Wares of the World: Asian Influence in Contemporary North Carolina Ceramics
Mint Museum RANDOLPH Jul 29 2017 / July 29, 2017 – Ongoing: This installation focuses on the wide-ranging influence of training, aesthetics, and traditions from places including China, Japan, Korea, and Thailand on North Carolina ceramics.
Benjamin Wade Owen III.
Stoneware, glaze. Daisy Wade Bridges Purchase Prize from the 2016 Potters Market Invitational, given by the Delhom Service League. 2016.38.1
(Japanese (lives and works in United States), 1966–)
Studio Tabula Rasa. Asheville, North Carolina, 2013–. Stoneware. Promised Gift of Daisy Wade Bridges. T0105.1
(Japanese, 1946– )
Stoneware, glaze. Gift of the Delhom Service League: 2011 Potters Market Invitational Purchase. 2011.53.1
(Japanese (lives and works in United States), 1958-)
Stoneware. Gift of Jay Everette in honor of Nelia and Michael Verano. 2012.37
About The Exhibition
On View | July 29, 2017 – Ongoing
North Carolina potters have long apprenticed with Asian masters and taken trips and residencies to work and learn about foreign techniques, bringing back concepts that shape everything from glaze recipes to kiln shapes. In turn, ceramic artists hailing from Asia have also settled in North Carolina and practiced their craft, offering new viewpoints to their communities. The trading of ideas between artists across the globe has undoubtedly shaped the pottery that is created in North Carolina. This installation which opens July 29, 2017 and will be ongoing, focuses on the wide-ranging influence of training, aesthetics, and traditions from places including China, Japan, Korea, and Thailand on North Carolina ceramics.
Viewing ceramics side by side offers opportunities to make connections between easily spotted decorative aspects, but the influence of Asia also extends to sometimes invisible making processes.
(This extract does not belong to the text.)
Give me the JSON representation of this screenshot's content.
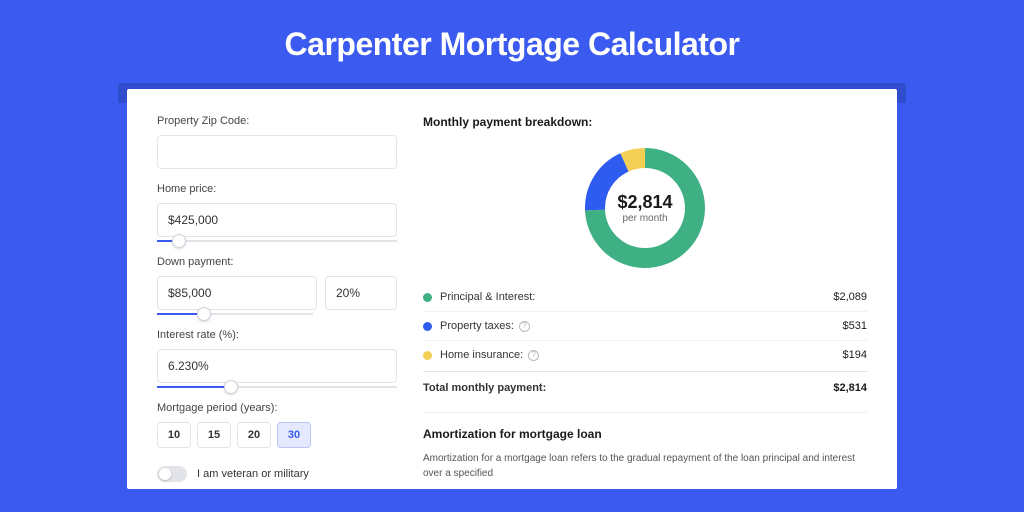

For example, numerous North Carolina potters use anagama kilns, which rely on several days of firing and a group of people working around the clock to glaze pots with ash. This kiln form and operation is drawn from Japan, China, and Korea. As in many clay cultures, it is impossible to separate the production of North Carolina ceramics from the scientific advances, decorative techniques, and rigorous trade associated with thousands of years of Asian ceramic production.
Drawing from the Mint’s permanent collection of historic and contemporary Asian ceramics and contemporary North Carolina ceramics highlights how aesthetic and technical exchange has impacted pottery in this state and beyond. Together, these objects reaffirm North Carolina as a meeting place for global innovation.